The remoteness is more relative. Miles of open fell views surround the spot. You’ve very few neighbours, who, judging by some of their gardens, I suspect are not often here. A woman I know used to ski down to school with her children. It’s a bit like that round here.
As a borderland, it probably suffers the usual disgruntled sense of identity. Neither one thing nor the other, I suspect people decide for themselves where they’re from, and am hardly surprised they have a strong sense of home as being their particular part of the dale. Or that county boundary signs are repeatedly vandalised. I live in a made-up place so can see why you’d hold on to something else.
I approached the farmhouse just before 9pm and was greeted by two friendly and surprisingly professional young lads. Parents were out working and they were running things. Bea had stashed a bag of jelly snakes in my backpack without me knowing, which fell out into the yard, undoing any explorer credibility I might have being trying to fake. Who was I kidding, these kids live here. They can probably do anything. With, or without, a supply of jelly snakes.
With arriving so late, I lent them the book to share with their family overnight. Said I’d see them at school tomorrow. They showed me down to my beautiful little hut complete with its own waterfall. Sidney took time to show me round like a concierge at the Savoy. “We lit the fire for you to make it warm. Here’s your umbrella, and your fire extinguisher. Oh, you’ll need some more forks!”. Blimey, this was posh.

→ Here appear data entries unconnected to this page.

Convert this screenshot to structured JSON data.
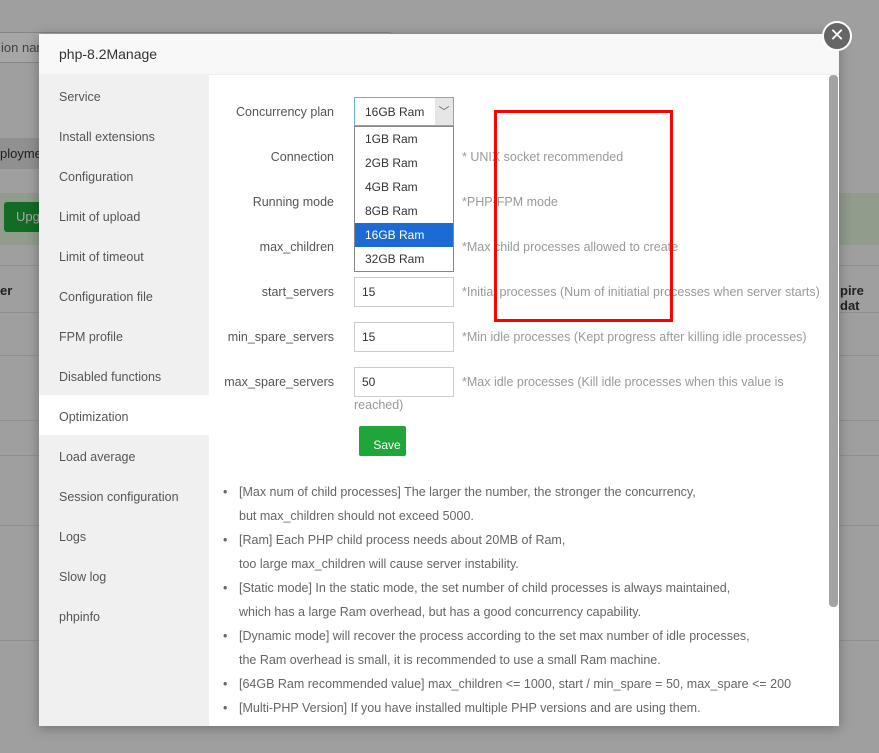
{
  "background": {
    "search_fragment": "ion nam",
    "tab_fragment": "ploymer",
    "upgrade_fragment": "Upg",
    "col_left_fragment": "er",
    "col_right_fragment": "pire dat"
  },
  "modal": {
    "title": "php-8.2Manage",
    "close_icon": "close-icon"
  },
  "sidebar": {
    "items": [
      {
        "label": "Service"
      },
      {
        "label": "Install extensions"
      },
      {
        "label": "Configuration"
      },
      {
        "label": "Limit of upload"
      },
      {
        "label": "Limit of timeout"
      },
      {
        "label": "Configuration file"
      },
      {
        "label": "FPM profile"
      },
      {
        "label": "Disabled functions"
      },
      {
        "label": "Optimization",
        "active": true
      },
      {
        "label": "Load average"
      },
      {
        "label": "Session configuration"
      },
      {
        "label": "Logs"
      },
      {
        "label": "Slow log"
      },
      {
        "label": "phpinfo"
      }
    ]
  },
  "form": {
    "concurrency": {
      "label": "Concurrency plan",
      "value": "16GB Ram",
      "options": [
        "1GB Ram",
        "2GB Ram",
        "4GB Ram",
        "8GB Ram",
        "16GB Ram",
        "32GB Ram"
      ]
    },
    "connection": {
      "label": "Connection",
      "hint": "* UNIX socket recommended"
    },
    "running_mode": {
      "label": "Running mode",
      "hint": "*PHP-FPM mode"
    },
    "max_children": {
      "label": "max_children",
      "hint": "*Max child processes allowed to create"
    },
    "start_servers": {
      "label": "start_servers",
      "value": "15",
      "hint": "*Initial processes (Num of initiatial processes when server starts)"
    },
    "min_spare_servers": {
      "label": "min_spare_servers",
      "value": "15",
      "hint": "*Min idle processes (Kept progress after killing idle processes)"
    },
    "max_spare_servers": {
      "label": "max_spare_servers",
      "value": "50",
      "hint": "*Max idle processes (Kill idle processes when this value is",
      "hint2": "reached)"
    },
    "save_label": "Save"
  },
  "notes": [
    "[Max num of child processes] The larger the number, the stronger the concurrency,",
    "but max_children should not exceed 5000.",
    "[Ram] Each PHP child process needs about 20MB of Ram,",
    "too large max_children will cause server instability.",
    "[Static mode] In the static mode, the set number of child processes is always maintained,",
    "which has a large Ram overhead, but has a good concurrency capability.",
    "[Dynamic mode] will recover the process according to the set max number of idle processes,",
    "the Ram overhead is small, it is recommended to use a small Ram machine.",
    "[64GB Ram recommended value] max_children <= 1000, start / min_spare = 50, max_spare <= 200",
    "[Multi-PHP Version] If you have installed multiple PHP versions and are using them."
  ]
}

And pretty special.
“Where’s the loo” I asked, half-thinking it might be a shovel behind the hut, but the lads showed me into an old store – a bathroom posher than my own, back home. “This is lovely! I thought there’d just be a bucket and a flannel int’ yard!”. The young lads looked at me, clearly unsure of how rough things must be over the hill in Cumbria. “It’s alright. We got a builder to help with some of it. Here’s your towels and your toiletries”.
I picked my way back through a Tom & Jerry assault course of toys, memorising the whereabouts of anything with wheels that might see me skating down their yard in the middle of the night, or into the beck. It was clearly a place where kids got up to proper playing out. Like we used to do when I was little. What a marvellous place. I wished I was nine again.
“Here’s your water. Don’t worry about the brown colour. It’s just nice and peaty…Dad will bring you breakfast. Here’s the extra fork! Night!” said Sidney.
I sat down in the prettiest little cabin I’ve ever been in, anywhere. William Morris said ‘Have nothing in your house that you do not know to be useful, or believe to be beautiful’. Here, everything was one or the other. Or both. Stock books about bloodlines. Award rosettes. A mouse carved on a wooden stool far too pretty for a lump like me to sit on. A cracking little fire. I listened to the birdsong, as different to that of home as the rainforest. Young redshanks were piping away, curlews still bubbled and above all, the waterfall ran on.
As I finally took my boots off after 12 hours in them (yet so few C2C miles covered that day), I looked at my foot for the first time since last Wednesday. A new bubble, related to its ancestor, the MOAB, (Mother Of All Blisters) now peeped through a hairline gap between my foot and the dressing. I’d need to do something with that. Time for a shower first. (Mind the skateboard).
Back in the hut, I boiled some peaty water in the kettle then left one of Sidney’s forks to heat up in a glass of it, for a while. It was the only pointed thing I could find and made my foot surgery interesting. After dressing my foot with gauze and zinc tape it looked like something from a cartoon too. One of the dogs came down to see what was happening, inspected my room to make sure all was well.
I slept incredibly well.